Barton Hartshorn in the hundred and deanery of Buckingham, is a small village, lying about four miles south-west of the county town: there were anciently two manors in this parish, which belonged to the monastries of Oseney and Chetwode: the manor, which had belonged to the monks of Oseney, was granted by King Henry VIII to John Wellesborne, passed by purchase to the Paxtons, in 1570, and from them by female heirs to the families of Butterfield and Southam. Since the publication of Browne Willis's history of the hundred of Buckingham, it has been divided into severalties. The other manor, after the surrender of the priory of Chetwode, was granted by King henry VIII to William Risley, whose descendant, Paul Risely esq. was the proprietor in the year 1735: it is now in the family of Bowles, who have possessed it ever since the year 1759, if not before: the rectory, together with the advowson of the benefice, which is a donative or curacy, has been always annexed to this manor.

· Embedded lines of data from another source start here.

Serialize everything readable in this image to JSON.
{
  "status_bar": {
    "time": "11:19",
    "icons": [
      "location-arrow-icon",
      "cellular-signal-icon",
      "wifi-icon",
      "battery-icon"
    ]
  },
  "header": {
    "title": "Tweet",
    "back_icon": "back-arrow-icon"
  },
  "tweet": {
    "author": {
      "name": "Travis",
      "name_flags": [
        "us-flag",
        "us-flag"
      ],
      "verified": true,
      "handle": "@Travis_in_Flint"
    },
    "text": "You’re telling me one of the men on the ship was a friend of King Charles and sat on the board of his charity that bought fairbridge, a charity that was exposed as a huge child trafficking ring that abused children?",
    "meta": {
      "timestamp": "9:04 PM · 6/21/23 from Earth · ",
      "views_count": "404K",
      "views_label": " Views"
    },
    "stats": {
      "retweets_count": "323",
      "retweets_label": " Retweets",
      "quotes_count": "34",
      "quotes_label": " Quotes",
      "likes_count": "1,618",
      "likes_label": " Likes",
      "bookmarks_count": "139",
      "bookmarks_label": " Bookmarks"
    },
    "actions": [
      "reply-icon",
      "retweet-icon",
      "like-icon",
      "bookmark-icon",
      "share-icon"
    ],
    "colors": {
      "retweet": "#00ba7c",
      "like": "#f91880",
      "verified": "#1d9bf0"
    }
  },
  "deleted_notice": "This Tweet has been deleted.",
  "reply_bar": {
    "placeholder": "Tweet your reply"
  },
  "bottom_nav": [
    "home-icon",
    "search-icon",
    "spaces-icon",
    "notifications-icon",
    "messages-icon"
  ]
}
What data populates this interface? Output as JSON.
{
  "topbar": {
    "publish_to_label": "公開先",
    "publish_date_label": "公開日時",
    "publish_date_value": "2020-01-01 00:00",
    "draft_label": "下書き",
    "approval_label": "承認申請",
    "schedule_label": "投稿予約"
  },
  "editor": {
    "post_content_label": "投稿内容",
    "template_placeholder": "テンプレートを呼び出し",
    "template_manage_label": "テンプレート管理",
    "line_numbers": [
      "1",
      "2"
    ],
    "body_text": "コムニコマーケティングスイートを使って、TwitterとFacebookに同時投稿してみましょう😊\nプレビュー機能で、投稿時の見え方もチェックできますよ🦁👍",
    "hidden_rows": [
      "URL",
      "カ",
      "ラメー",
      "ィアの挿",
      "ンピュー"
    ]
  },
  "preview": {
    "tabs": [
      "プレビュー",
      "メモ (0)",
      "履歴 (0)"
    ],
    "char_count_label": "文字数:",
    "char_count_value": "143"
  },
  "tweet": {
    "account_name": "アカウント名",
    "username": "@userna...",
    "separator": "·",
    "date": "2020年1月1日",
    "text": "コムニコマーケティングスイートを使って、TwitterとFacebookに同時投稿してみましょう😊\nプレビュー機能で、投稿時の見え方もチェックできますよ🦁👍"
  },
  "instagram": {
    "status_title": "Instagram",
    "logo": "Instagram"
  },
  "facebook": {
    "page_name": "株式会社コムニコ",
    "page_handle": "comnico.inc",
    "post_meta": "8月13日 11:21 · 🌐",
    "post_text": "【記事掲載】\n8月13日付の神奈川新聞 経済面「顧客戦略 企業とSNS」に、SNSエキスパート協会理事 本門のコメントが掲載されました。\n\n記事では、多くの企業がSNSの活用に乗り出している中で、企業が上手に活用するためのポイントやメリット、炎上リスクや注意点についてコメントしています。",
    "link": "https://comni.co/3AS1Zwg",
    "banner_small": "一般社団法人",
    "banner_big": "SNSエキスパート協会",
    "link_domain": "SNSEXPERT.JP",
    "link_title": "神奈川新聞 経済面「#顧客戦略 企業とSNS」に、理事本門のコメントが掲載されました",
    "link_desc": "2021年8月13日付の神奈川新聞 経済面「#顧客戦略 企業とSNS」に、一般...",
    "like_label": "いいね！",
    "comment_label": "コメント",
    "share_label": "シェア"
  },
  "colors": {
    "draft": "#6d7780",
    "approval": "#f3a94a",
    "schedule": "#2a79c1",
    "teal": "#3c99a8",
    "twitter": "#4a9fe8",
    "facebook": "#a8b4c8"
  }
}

You can see pictures of Barton Hartshorn which are provided by:




Historical Geography

You can see the administrative areas in which Barton Hartshorn has been placed at times in the past. Select one to see a link to a map of that particular area.



Before the Norman Conquest, Wilaf, a thegn of Earl Lewin held the manor of Barton, but before 1086 it had passed to the Bishop of Bayeux, for whom it was held at that time by Ernulf de Hesding. Later it appears to have come into the possession of the Earls of Pembroke and was held by William de Vallence in 1284-6.

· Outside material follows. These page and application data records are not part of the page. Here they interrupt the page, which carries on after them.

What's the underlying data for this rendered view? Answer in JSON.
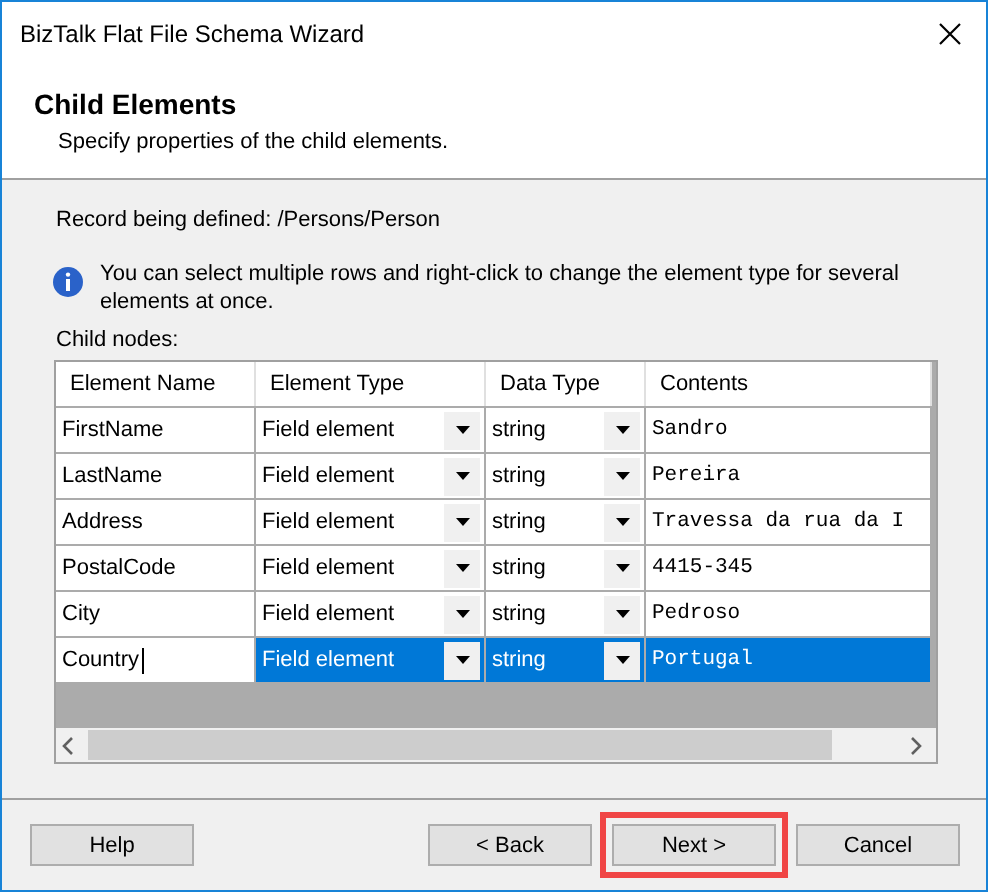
{
  "window": {
    "title": "BizTalk Flat File Schema Wizard"
  },
  "header": {
    "title": "Child Elements",
    "subtitle": "Specify properties of the child elements."
  },
  "record_label": "Record being defined: /Persons/Person",
  "info": "You can select multiple rows and right-click to change the element type for several elements at once.",
  "child_nodes_label": "Child nodes:",
  "table": {
    "columns": [
      "Element Name",
      "Element Type",
      "Data Type",
      "Contents"
    ],
    "rows": [
      {
        "name": "FirstName",
        "element_type": "Field element",
        "data_type": "string",
        "contents": "Sandro",
        "selected": false,
        "editing": false
      },
      {
        "name": "LastName",
        "element_type": "Field element",
        "data_type": "string",
        "contents": "Pereira",
        "selected": false,
        "editing": false
      },
      {
        "name": "Address",
        "element_type": "Field element",
        "data_type": "string",
        "contents": "Travessa da rua da I",
        "selected": false,
        "editing": false
      },
      {
        "name": "PostalCode",
        "element_type": "Field element",
        "data_type": "string",
        "contents": "4415-345",
        "selected": false,
        "editing": false
      },
      {
        "name": "City",
        "element_type": "Field element",
        "data_type": "string",
        "contents": "Pedroso",
        "selected": false,
        "editing": false
      },
      {
        "name": "Country",
        "element_type": "Field element",
        "data_type": "string",
        "contents": "Portugal",
        "selected": true,
        "editing": true
      }
    ]
  },
  "buttons": [
    {
      "label": "Help",
      "highlighted": false
    },
    {
      "label": "< Back",
      "highlighted": false
    },
    {
      "label": "Next >",
      "highlighted": true
    },
    {
      "label": "Cancel",
      "highlighted": false
    }
  ]
}
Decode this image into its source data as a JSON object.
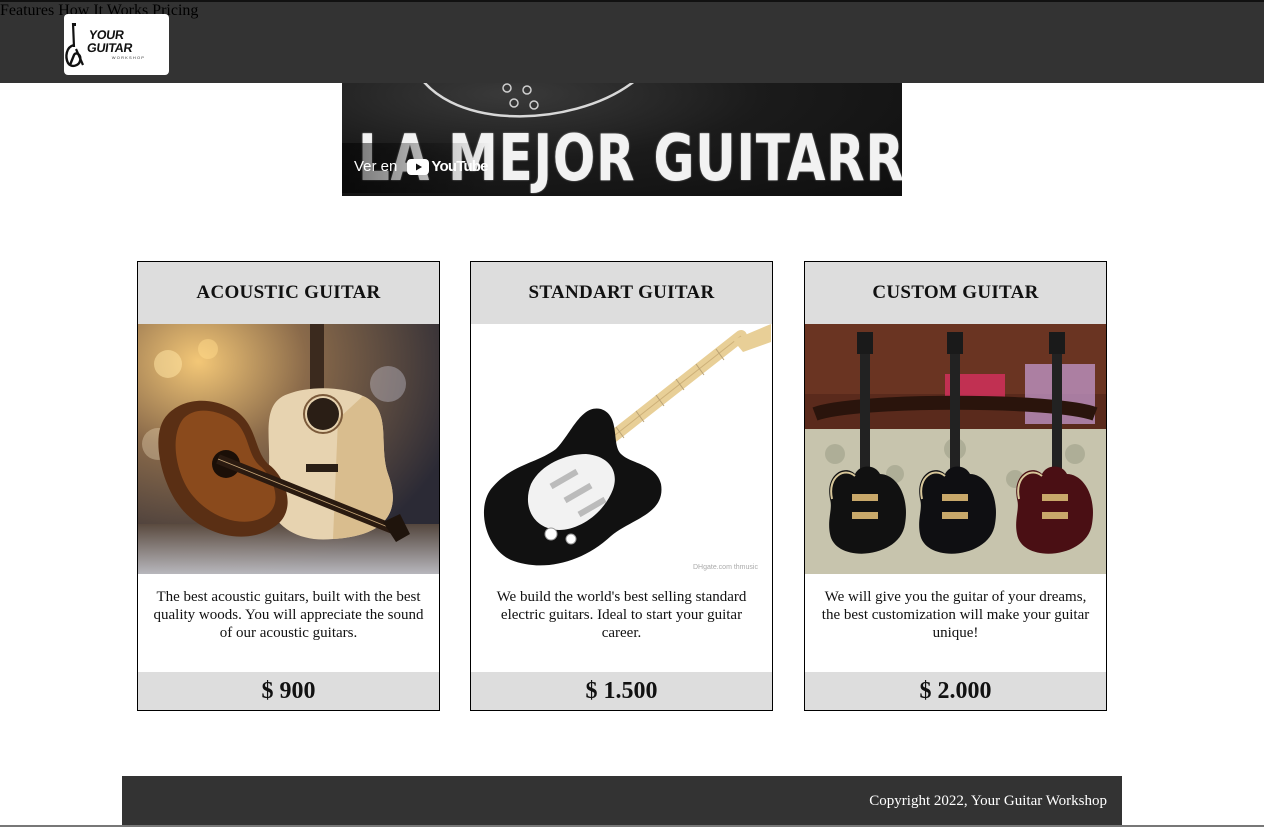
{
  "header": {
    "logo": {
      "text": "YOUR GUITAR",
      "subtext": "WORKSHOP"
    },
    "nav": [
      {
        "label": "Features"
      },
      {
        "label": "How It Works"
      },
      {
        "label": "Pricing"
      }
    ]
  },
  "video": {
    "overlay_text": "LA MEJOR GUITARRA",
    "watch_on": "Ver en",
    "youtube": "YouTube"
  },
  "cards": [
    {
      "title": "ACOUSTIC GUITAR",
      "image": "acoustic-guitars-photo",
      "description": "The best acoustic guitars, built with the best quality woods. You will appreciate the sound of our acoustic guitars.",
      "price": "$ 900"
    },
    {
      "title": "STANDART GUITAR",
      "image": "electric-guitar-photo",
      "description": "We build the world's best selling standard electric guitars. Ideal to start your guitar career.",
      "price": "$ 1.500"
    },
    {
      "title": "CUSTOM GUITAR",
      "image": "custom-guitars-photo",
      "description": "We will give you the guitar of your dreams, the best customization will make your guitar unique!",
      "price": "$ 2.000"
    }
  ],
  "footer": {
    "copyright": "Copyright 2022, Your Guitar Workshop"
  }
}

Around the middle of the 16th century there appears to have been some bother between the lord of the manor and his tenants. The tenants accused him of wrongfully inclosing 30 acres of land near to the church, called Porter's Lees. This land should have been common for half the year, and there had always been a common highway to drive cattle through, and for carriages to use to and from the village, there had also been a passage through, to and from the church.

This wrongful inclosure, resulted in the tenants being greatly inconvienced. The lord of the manor had many complaints made against him and was obviously not thought very highly of, and at one stage was accused of having wounded one of the complainents in an affray which had occurred on the lees, however he stated that he had not been anywhere near this event, but was standing near his house, and the bow and the arrows he had under his girdle, were merely to shoot at rabbits around the house, the arrow he had shot was to defend his son when he saw him attacked.

The official Act for inclosing the lands of the parish was passed in 1812.

see also 'Descriptions and Travel'



A street map of Barton Hartshorn and a County map of Buckinghamshire can be found on the Buckinghamshire Genealogical Society pages.

You can see maps centred on OS grid reference SP640309 (Lat/Lon: 51.972894, -1.069732), Barton Hartshorn which are provided by:


Names, Geographical

Barton Hartshorn, possibly originally two separate hamlets. The name Barton is an old english name meaning barley field or outlying grange where corn is stored. Hartshorn or 'Harts Horn' may be derived from a feature in the landscape in the shape of a deers horn, or may refer to some adornment on the house.